Record extracts:
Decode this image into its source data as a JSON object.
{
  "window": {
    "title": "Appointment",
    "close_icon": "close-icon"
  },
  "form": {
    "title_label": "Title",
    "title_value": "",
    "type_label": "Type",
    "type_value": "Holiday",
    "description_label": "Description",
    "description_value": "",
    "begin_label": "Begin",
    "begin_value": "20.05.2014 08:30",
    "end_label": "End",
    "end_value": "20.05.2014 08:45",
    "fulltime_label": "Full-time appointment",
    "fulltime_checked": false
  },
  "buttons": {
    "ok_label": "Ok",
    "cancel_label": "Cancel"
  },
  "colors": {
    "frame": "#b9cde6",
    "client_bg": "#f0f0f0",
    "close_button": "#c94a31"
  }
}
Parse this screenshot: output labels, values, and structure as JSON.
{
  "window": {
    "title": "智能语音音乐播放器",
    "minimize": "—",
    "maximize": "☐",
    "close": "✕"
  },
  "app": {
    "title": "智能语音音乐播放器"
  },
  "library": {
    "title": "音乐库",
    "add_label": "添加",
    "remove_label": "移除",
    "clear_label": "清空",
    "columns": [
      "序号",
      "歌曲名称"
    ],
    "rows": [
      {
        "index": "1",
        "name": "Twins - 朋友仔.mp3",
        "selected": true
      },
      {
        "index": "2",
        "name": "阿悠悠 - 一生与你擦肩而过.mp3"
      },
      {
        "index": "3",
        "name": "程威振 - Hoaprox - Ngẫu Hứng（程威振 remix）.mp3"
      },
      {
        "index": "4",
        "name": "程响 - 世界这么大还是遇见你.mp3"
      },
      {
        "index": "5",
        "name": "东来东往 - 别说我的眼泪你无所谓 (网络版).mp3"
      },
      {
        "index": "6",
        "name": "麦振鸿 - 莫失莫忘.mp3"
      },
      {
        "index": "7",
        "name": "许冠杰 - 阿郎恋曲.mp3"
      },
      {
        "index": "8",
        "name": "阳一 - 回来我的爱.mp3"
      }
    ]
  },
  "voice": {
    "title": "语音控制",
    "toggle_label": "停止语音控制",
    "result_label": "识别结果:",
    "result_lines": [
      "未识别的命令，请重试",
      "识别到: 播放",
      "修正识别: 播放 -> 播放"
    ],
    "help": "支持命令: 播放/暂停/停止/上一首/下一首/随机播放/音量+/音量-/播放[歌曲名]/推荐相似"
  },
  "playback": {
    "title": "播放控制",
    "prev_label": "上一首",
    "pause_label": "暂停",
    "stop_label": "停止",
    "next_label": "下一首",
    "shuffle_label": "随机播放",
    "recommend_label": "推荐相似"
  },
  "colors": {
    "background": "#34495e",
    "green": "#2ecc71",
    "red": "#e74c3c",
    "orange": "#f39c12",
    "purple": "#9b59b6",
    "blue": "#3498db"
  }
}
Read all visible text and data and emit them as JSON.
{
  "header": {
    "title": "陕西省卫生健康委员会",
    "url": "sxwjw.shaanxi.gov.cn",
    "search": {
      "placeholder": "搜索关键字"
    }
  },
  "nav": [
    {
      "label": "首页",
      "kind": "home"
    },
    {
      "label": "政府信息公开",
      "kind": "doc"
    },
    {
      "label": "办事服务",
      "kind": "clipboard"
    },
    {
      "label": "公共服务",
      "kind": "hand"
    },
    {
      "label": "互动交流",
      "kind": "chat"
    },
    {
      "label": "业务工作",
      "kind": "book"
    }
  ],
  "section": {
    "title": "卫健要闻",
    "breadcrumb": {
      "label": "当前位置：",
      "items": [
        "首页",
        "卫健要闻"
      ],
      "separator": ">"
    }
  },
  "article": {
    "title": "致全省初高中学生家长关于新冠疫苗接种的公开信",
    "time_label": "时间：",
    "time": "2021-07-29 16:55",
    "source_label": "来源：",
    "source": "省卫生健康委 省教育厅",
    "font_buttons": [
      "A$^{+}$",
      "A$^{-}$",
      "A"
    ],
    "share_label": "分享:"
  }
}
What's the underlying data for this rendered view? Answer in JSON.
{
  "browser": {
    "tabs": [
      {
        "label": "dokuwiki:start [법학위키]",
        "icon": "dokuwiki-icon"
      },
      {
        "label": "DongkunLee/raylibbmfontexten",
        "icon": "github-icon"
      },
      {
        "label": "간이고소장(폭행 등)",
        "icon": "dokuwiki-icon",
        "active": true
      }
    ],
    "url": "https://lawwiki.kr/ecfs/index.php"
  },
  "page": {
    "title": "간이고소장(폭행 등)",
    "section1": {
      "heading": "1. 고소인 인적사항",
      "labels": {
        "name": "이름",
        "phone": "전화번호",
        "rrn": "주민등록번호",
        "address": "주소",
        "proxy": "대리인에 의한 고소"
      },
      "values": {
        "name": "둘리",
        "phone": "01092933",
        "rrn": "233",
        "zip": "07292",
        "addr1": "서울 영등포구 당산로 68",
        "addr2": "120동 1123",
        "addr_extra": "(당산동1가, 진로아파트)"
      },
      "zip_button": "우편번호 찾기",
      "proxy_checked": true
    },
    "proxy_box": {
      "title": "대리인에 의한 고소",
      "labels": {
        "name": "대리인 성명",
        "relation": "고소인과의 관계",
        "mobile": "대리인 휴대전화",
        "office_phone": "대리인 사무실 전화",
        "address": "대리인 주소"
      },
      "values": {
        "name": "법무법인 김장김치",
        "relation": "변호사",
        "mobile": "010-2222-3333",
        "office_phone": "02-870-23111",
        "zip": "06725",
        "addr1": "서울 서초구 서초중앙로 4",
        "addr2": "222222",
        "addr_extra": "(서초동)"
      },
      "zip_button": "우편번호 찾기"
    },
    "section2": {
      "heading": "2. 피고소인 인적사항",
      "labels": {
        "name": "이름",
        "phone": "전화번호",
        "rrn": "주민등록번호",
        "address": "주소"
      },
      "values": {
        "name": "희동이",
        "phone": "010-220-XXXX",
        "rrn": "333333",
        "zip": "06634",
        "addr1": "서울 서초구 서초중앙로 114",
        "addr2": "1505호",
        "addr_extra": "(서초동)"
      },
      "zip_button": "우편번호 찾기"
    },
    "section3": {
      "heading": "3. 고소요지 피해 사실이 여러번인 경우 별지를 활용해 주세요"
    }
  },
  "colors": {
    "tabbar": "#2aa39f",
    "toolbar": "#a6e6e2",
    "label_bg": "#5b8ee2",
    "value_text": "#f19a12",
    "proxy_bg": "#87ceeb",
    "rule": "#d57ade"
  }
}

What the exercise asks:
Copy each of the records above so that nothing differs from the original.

Answer space:
Decode this image into its source data as a JSON object.
{
  "window": {
    "title": "Appointment",
    "close_icon": "close-icon"
  },
  "form": {
    "title_label": "Title",
    "title_value": "",
    "type_label": "Type",
    "type_value": "Holiday",
    "description_label": "Description",
    "description_value": "",
    "begin_label": "Begin",
    "begin_value": "20.05.2014 08:30",
    "end_label": "End",
    "end_value": "20.05.2014 08:45",
    "fulltime_label": "Full-time appointment",
    "fulltime_checked": false
  },
  "buttons": {
    "ok_label": "Ok",
    "cancel_label": "Cancel"
  },
  "colors": {
    "frame": "#b9cde6",
    "client_bg": "#f0f0f0",
    "close_button": "#c94a31"
  }
}
Parse this screenshot: output labels, values, and structure as JSON.
{
  "window": {
    "title": "智能语音音乐播放器",
    "minimize": "—",
    "maximize": "☐",
    "close": "✕"
  },
  "app": {
    "title": "智能语音音乐播放器"
  },
  "library": {
    "title": "音乐库",
    "add_label": "添加",
    "remove_label": "移除",
    "clear_label": "清空",
    "columns": [
      "序号",
      "歌曲名称"
    ],
    "rows": [
      {
        "index": "1",
        "name": "Twins - 朋友仔.mp3",
        "selected": true
      },
      {
        "index": "2",
        "name": "阿悠悠 - 一生与你擦肩而过.mp3"
      },
      {
        "index": "3",
        "name": "程威振 - Hoaprox - Ngẫu Hứng（程威振 remix）.mp3"
      },
      {
        "index": "4",
        "name": "程响 - 世界这么大还是遇见你.mp3"
      },
      {
        "index": "5",
        "name": "东来东往 - 别说我的眼泪你无所谓 (网络版).mp3"
      },
      {
        "index": "6",
        "name": "麦振鸿 - 莫失莫忘.mp3"
      },
      {
        "index": "7",
        "name": "许冠杰 - 阿郎恋曲.mp3"
      },
      {
        "index": "8",
        "name": "阳一 - 回来我的爱.mp3"
      }
    ]
  },
  "voice": {
    "title": "语音控制",
    "toggle_label": "停止语音控制",
    "result_label": "识别结果:",
    "result_lines": [
      "未识别的命令，请重试",
      "识别到: 播放",
      "修正识别: 播放 -> 播放"
    ],
    "help": "支持命令: 播放/暂停/停止/上一首/下一首/随机播放/音量+/音量-/播放[歌曲名]/推荐相似"
  },
  "playback": {
    "title": "播放控制",
    "prev_label": "上一首",
    "pause_label": "暂停",
    "stop_label": "停止",
    "next_label": "下一首",
    "shuffle_label": "随机播放",
    "recommend_label": "推荐相似"
  },
  "colors": {
    "background": "#34495e",
    "green": "#2ecc71",
    "red": "#e74c3c",
    "orange": "#f39c12",
    "purple": "#9b59b6",
    "blue": "#3498db"
  }
}
Read all visible text and data and emit them as JSON.
{
  "header": {
    "title": "陕西省卫生健康委员会",
    "url": "sxwjw.shaanxi.gov.cn",
    "search": {
      "placeholder": "搜索关键字"
    }
  },
  "nav": [
    {
      "label": "首页",
      "kind": "home"
    },
    {
      "label": "政府信息公开",
      "kind": "doc"
    },
    {
      "label": "办事服务",
      "kind": "clipboard"
    },
    {
      "label": "公共服务",
      "kind": "hand"
    },
    {
      "label": "互动交流",
      "kind": "chat"
    },
    {
      "label": "业务工作",
      "kind": "book"
    }
  ],
  "section": {
    "title": "卫健要闻",
    "breadcrumb": {
      "label": "当前位置：",
      "items": [
        "首页",
        "卫健要闻"
      ],
      "separator": ">"
    }
  },
  "article": {
    "title": "致全省初高中学生家长关于新冠疫苗接种的公开信",
    "time_label": "时间：",
    "time": "2021-07-29 16:55",
    "source_label": "来源：",
    "source": "省卫生健康委 省教育厅",
    "font_buttons": [
      "A$^{+}$",
      "A$^{-}$",
      "A"
    ],
    "share_label": "分享:"
  }
}
What's the underlying data for this rendered view? Answer in JSON.
{
  "browser": {
    "tabs": [
      {
        "label": "dokuwiki:start [법학위키]",
        "icon": "dokuwiki-icon"
      },
      {
        "label": "DongkunLee/raylibbmfontexten",
        "icon": "github-icon"
      },
      {
        "label": "간이고소장(폭행 등)",
        "icon": "dokuwiki-icon",
        "active": true
      }
    ],
    "url": "https://lawwiki.kr/ecfs/index.php"
  },
  "page": {
    "title": "간이고소장(폭행 등)",
    "section1": {
      "heading": "1. 고소인 인적사항",
      "labels": {
        "name": "이름",
        "phone": "전화번호",
        "rrn": "주민등록번호",
        "address": "주소",
        "proxy": "대리인에 의한 고소"
      },
      "values": {
        "name": "둘리",
        "phone": "01092933",
        "rrn": "233",
        "zip": "07292",
        "addr1": "서울 영등포구 당산로 68",
        "addr2": "120동 1123",
        "addr_extra": "(당산동1가, 진로아파트)"
      },
      "zip_button": "우편번호 찾기",
      "proxy_checked": true
    },
    "proxy_box": {
      "title": "대리인에 의한 고소",
      "labels": {
        "name": "대리인 성명",
        "relation": "고소인과의 관계",
        "mobile": "대리인 휴대전화",
        "office_phone": "대리인 사무실 전화",
        "address": "대리인 주소"
      },
      "values": {
        "name": "법무법인 김장김치",
        "relation": "변호사",
        "mobile": "010-2222-3333",
        "office_phone": "02-870-23111",
        "zip": "06725",
        "addr1": "서울 서초구 서초중앙로 4",
        "addr2": "222222",
        "addr_extra": "(서초동)"
      },
      "zip_button": "우편번호 찾기"
    },
    "section2": {
      "heading": "2. 피고소인 인적사항",
      "labels": {
        "name": "이름",
        "phone": "전화번호",
        "rrn": "주민등록번호",
        "address": "주소"
      },
      "values": {
        "name": "희동이",
        "phone": "010-220-XXXX",
        "rrn": "333333",
        "zip": "06634",
        "addr1": "서울 서초구 서초중앙로 114",
        "addr2": "1505호",
        "addr_extra": "(서초동)"
      },
      "zip_button": "우편번호 찾기"
    },
    "section3": {
      "heading": "3. 고소요지 피해 사실이 여러번인 경우 별지를 활용해 주세요"
    }
  },
  "colors": {
    "tabbar": "#2aa39f",
    "toolbar": "#a6e6e2",
    "label_bg": "#5b8ee2",
    "value_text": "#f19a12",
    "proxy_bg": "#87ceeb",
    "rule": "#d57ade"
  }
}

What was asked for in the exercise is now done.